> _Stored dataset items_
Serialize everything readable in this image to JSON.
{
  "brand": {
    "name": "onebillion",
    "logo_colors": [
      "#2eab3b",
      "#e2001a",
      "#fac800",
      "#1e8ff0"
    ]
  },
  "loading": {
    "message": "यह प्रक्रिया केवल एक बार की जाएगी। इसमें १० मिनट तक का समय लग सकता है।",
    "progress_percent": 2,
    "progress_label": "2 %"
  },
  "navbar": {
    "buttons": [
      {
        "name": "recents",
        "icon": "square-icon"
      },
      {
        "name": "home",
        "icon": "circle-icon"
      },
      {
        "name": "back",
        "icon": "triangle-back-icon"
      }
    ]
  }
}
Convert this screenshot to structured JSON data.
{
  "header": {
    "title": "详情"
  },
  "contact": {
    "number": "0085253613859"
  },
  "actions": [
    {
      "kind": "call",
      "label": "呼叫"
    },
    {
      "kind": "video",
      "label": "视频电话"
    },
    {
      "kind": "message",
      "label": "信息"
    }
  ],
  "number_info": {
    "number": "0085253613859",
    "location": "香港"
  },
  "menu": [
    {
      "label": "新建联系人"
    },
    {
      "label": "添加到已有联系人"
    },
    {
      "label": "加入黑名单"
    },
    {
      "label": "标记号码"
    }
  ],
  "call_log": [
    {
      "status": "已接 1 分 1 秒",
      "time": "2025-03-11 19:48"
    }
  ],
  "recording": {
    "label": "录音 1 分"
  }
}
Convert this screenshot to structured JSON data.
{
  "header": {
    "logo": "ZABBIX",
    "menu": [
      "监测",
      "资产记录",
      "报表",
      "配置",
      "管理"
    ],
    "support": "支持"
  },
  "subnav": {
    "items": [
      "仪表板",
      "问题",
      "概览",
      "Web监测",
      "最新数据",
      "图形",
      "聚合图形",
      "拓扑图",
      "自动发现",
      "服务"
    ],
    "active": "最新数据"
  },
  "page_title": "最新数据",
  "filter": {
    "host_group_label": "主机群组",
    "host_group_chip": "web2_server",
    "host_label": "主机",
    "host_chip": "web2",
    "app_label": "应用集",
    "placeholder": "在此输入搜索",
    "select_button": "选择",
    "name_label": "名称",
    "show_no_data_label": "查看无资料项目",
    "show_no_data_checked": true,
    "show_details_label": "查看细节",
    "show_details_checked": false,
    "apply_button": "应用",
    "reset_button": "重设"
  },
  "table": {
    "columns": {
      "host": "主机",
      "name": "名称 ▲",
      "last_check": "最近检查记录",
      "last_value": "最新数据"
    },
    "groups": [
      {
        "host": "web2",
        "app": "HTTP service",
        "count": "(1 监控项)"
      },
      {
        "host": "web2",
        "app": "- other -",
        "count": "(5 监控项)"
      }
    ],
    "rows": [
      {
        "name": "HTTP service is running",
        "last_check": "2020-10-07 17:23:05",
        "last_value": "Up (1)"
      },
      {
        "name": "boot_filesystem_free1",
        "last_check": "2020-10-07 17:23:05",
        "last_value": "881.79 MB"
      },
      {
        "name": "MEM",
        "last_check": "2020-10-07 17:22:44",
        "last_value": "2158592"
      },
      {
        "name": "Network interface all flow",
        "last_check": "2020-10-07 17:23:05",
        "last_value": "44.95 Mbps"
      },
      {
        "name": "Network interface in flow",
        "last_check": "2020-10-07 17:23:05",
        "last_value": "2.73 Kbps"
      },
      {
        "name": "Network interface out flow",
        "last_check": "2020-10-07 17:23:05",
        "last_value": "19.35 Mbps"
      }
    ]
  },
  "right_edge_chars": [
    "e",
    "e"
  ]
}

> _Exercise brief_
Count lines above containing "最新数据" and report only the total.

> _Solution to this task_
4